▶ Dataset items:
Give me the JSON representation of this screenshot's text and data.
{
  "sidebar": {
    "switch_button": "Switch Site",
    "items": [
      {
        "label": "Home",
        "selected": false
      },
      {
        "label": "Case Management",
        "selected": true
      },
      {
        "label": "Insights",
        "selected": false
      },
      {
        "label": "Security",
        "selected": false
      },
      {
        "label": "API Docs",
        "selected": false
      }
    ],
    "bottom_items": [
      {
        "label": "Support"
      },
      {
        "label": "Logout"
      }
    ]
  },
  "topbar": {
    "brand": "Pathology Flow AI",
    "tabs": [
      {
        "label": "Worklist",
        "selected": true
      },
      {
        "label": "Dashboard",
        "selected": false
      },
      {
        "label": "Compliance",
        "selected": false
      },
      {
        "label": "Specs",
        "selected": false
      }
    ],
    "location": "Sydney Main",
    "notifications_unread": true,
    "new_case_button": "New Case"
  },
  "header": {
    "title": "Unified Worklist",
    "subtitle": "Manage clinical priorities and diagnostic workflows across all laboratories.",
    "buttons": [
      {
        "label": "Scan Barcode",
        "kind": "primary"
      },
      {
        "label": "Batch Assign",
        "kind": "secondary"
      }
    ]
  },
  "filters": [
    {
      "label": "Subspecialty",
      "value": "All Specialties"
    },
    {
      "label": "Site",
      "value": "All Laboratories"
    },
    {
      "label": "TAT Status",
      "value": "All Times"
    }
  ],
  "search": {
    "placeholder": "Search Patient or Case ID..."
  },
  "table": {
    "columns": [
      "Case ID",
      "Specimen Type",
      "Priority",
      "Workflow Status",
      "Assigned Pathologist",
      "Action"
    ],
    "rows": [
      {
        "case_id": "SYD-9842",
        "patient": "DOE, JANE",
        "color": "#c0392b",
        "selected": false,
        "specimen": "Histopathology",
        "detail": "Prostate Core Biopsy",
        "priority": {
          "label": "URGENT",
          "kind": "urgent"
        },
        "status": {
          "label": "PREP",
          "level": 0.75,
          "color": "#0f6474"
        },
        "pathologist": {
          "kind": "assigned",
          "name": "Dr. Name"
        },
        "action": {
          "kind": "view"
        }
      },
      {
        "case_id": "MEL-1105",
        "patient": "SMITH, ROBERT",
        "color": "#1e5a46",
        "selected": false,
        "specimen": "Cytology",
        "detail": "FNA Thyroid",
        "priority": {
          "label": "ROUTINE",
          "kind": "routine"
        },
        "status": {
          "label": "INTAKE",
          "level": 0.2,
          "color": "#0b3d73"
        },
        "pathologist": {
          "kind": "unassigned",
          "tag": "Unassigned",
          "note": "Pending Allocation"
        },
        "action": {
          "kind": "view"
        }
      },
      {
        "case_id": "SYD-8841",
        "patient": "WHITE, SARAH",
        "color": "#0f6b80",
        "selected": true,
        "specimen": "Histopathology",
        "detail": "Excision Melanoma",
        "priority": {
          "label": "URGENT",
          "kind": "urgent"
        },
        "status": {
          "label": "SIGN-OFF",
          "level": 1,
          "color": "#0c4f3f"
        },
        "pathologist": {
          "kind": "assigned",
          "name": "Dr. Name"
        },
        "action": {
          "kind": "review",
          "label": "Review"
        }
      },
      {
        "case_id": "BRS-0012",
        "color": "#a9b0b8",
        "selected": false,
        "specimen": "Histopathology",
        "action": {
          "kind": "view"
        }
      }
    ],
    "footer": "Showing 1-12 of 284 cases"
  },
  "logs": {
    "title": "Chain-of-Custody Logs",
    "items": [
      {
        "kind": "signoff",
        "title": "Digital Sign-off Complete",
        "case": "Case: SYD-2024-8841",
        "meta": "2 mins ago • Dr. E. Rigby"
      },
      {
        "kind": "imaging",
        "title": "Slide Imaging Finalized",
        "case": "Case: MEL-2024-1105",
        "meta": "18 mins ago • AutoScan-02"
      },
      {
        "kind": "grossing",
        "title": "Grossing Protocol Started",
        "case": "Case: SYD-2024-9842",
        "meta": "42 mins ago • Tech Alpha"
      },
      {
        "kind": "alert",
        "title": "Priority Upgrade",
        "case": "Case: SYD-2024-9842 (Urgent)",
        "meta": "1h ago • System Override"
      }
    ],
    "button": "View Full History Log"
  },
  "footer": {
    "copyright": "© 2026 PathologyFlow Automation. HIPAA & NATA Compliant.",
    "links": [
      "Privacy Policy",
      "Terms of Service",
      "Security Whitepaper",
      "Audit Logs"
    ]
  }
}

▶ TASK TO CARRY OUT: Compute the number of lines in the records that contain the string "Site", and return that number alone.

▶ EXERCISE OUTPUT: 2